**Task item**
Extract the records below word for word and ignore the images.

══ Records for this exercise ══

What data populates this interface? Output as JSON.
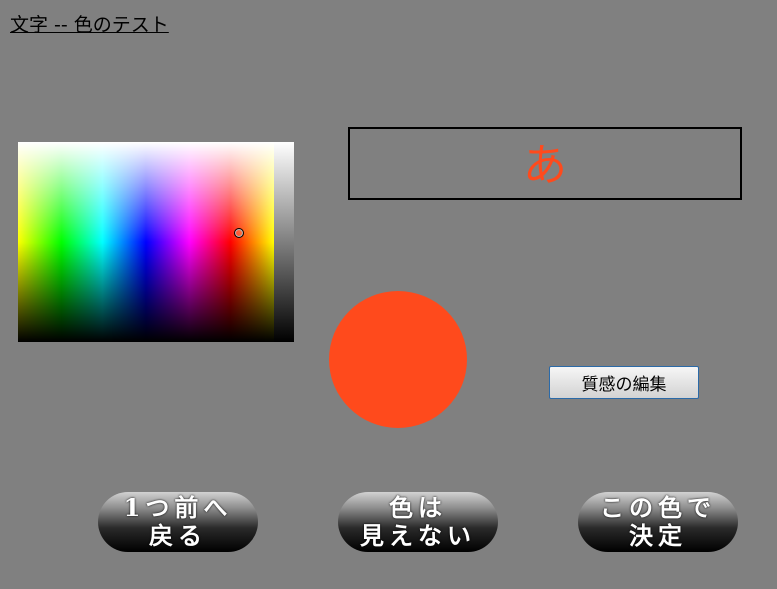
{
  "header": {
    "title": "文字 -- 色のテスト"
  },
  "preview": {
    "character": "あ",
    "color": "#ff4a1c"
  },
  "swatch": {
    "color": "#ff4a1c"
  },
  "texture_button": {
    "label": "質感の編集"
  },
  "buttons": {
    "back": {
      "line1": "1つ前へ",
      "line2": "戻る"
    },
    "invisible": {
      "line1": "色は",
      "line2": "見えない"
    },
    "decide": {
      "line1": "この色で",
      "line2": "決定"
    }
  },
  "colors": {
    "background": "#808080",
    "selected": "#ff4a1c"
  }
}
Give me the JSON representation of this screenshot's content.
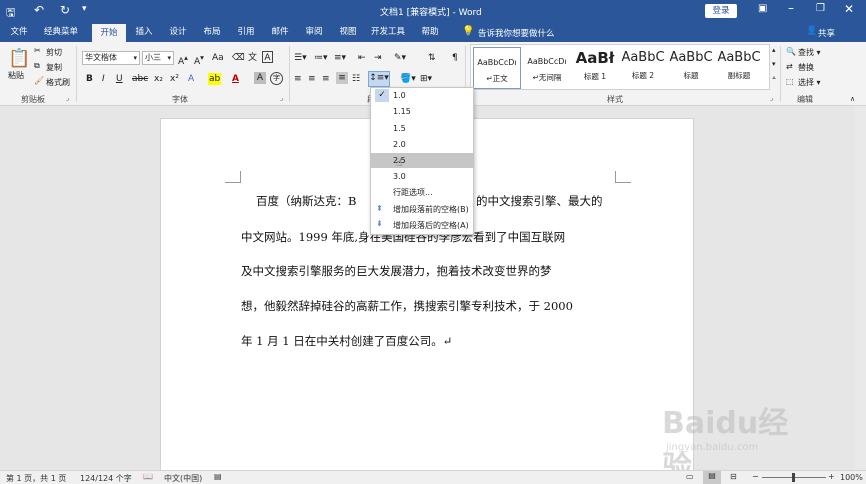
{
  "title": {
    "doc": "文档1 [兼容模式] - Word",
    "login": "登录"
  },
  "quick_access": {
    "save": "save-icon",
    "undo": "undo-icon",
    "redo": "redo-icon"
  },
  "tabs": [
    "文件",
    "经典菜单",
    "开始",
    "插入",
    "设计",
    "布局",
    "引用",
    "邮件",
    "审阅",
    "视图",
    "开发工具",
    "帮助"
  ],
  "active_tab": "开始",
  "tell_me": "告诉我你想要做什么",
  "share": "共享",
  "clipboard": {
    "paste": "粘贴",
    "cut": "剪切",
    "copy": "复制",
    "painter": "格式刷",
    "group": "剪贴板"
  },
  "font": {
    "name": "华文楷体",
    "size": "小三",
    "group": "字体",
    "b": "B",
    "i": "I",
    "u": "U",
    "a": "A"
  },
  "paragraph": {
    "group": "段"
  },
  "styles": {
    "group": "样式",
    "items": [
      {
        "preview": "AaBbCcDı",
        "name": "正文"
      },
      {
        "preview": "AaBbCcDı",
        "name": "无间隔"
      },
      {
        "preview": "AaBł",
        "name": "标题 1"
      },
      {
        "preview": "AaBbC",
        "name": "标题 2"
      },
      {
        "preview": "AaBbC",
        "name": "标题"
      },
      {
        "preview": "AaBbC",
        "name": "副标题"
      }
    ]
  },
  "editing": {
    "find": "查找",
    "replace": "替换",
    "select": "选择",
    "group": "编辑"
  },
  "spacing_menu": {
    "items": [
      "1.0",
      "1.15",
      "1.5",
      "2.0",
      "2.5",
      "3.0"
    ],
    "checked": "1.0",
    "hovered": "2.5",
    "options": "行距选项...",
    "add_before": "增加段落前的空格(B)",
    "add_after": "增加段落后的空格(A)"
  },
  "document": {
    "lines": [
      "百度（纳斯达克：B",
      "的中文搜索引擎、最大的",
      "中文网站。1999 年底,身在美国硅谷的李彦宏看到了中国互联网",
      "及中文搜索引擎服务的巨大发展潜力，抱着技术改变世界的梦",
      "想，他毅然辞掉硅谷的高薪工作，携搜索引擎专利技术，于 2000",
      "年 1 月 1 日在中关村创建了百度公司。↵"
    ]
  },
  "status": {
    "page": "第 1 页，共 1 页",
    "words": "124/124 个字",
    "lang": "中文(中国)",
    "zoom": "100%"
  },
  "watermark": {
    "brand": "Baidu经验",
    "url": "jingyan.baidu.com"
  }
}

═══

**Task output**
What data populates this interface? Output as JSON.
{
  "header": {
    "title": "文字 -- 色のテスト"
  },
  "preview": {
    "character": "あ",
    "color": "#ff4a1c"
  },
  "swatch": {
    "color": "#ff4a1c"
  },
  "texture_button": {
    "label": "質感の編集"
  },
  "buttons": {
    "back": {
      "line1": "1つ前へ",
      "line2": "戻る"
    },
    "invisible": {
      "line1": "色は",
      "line2": "見えない"
    },
    "decide": {
      "line1": "この色で",
      "line2": "決定"
    }
  },
  "colors": {
    "background": "#808080",
    "selected": "#ff4a1c"
  }
}
Give me the JSON representation of this screenshot's content.
{
  "title": {
    "doc": "文档1 [兼容模式] - Word",
    "login": "登录"
  },
  "quick_access": {
    "save": "save-icon",
    "undo": "undo-icon",
    "redo": "redo-icon"
  },
  "tabs": [
    "文件",
    "经典菜单",
    "开始",
    "插入",
    "设计",
    "布局",
    "引用",
    "邮件",
    "审阅",
    "视图",
    "开发工具",
    "帮助"
  ],
  "active_tab": "开始",
  "tell_me": "告诉我你想要做什么",
  "share": "共享",
  "clipboard": {
    "paste": "粘贴",
    "cut": "剪切",
    "copy": "复制",
    "painter": "格式刷",
    "group": "剪贴板"
  },
  "font": {
    "name": "华文楷体",
    "size": "小三",
    "group": "字体",
    "b": "B",
    "i": "I",
    "u": "U",
    "a": "A"
  },
  "paragraph": {
    "group": "段"
  },
  "styles": {
    "group": "样式",
    "items": [
      {
        "preview": "AaBbCcDı",
        "name": "正文"
      },
      {
        "preview": "AaBbCcDı",
        "name": "无间隔"
      },
      {
        "preview": "AaBł",
        "name": "标题 1"
      },
      {
        "preview": "AaBbC",
        "name": "标题 2"
      },
      {
        "preview": "AaBbC",
        "name": "标题"
      },
      {
        "preview": "AaBbC",
        "name": "副标题"
      }
    ]
  },
  "editing": {
    "find": "查找",
    "replace": "替换",
    "select": "选择",
    "group": "编辑"
  },
  "spacing_menu": {
    "items": [
      "1.0",
      "1.15",
      "1.5",
      "2.0",
      "2.5",
      "3.0"
    ],
    "checked": "1.0",
    "hovered": "2.5",
    "options": "行距选项...",
    "add_before": "增加段落前的空格(B)",
    "add_after": "增加段落后的空格(A)"
  },
  "document": {
    "lines": [
      "百度（纳斯达克：B",
      "的中文搜索引擎、最大的",
      "中文网站。1999 年底,身在美国硅谷的李彦宏看到了中国互联网",
      "及中文搜索引擎服务的巨大发展潜力，抱着技术改变世界的梦",
      "想，他毅然辞掉硅谷的高薪工作，携搜索引擎专利技术，于 2000",
      "年 1 月 1 日在中关村创建了百度公司。↵"
    ]
  },
  "status": {
    "page": "第 1 页，共 1 页",
    "words": "124/124 个字",
    "lang": "中文(中国)",
    "zoom": "100%"
  },
  "watermark": {
    "brand": "Baidu经验",
    "url": "jingyan.baidu.com"
  }
}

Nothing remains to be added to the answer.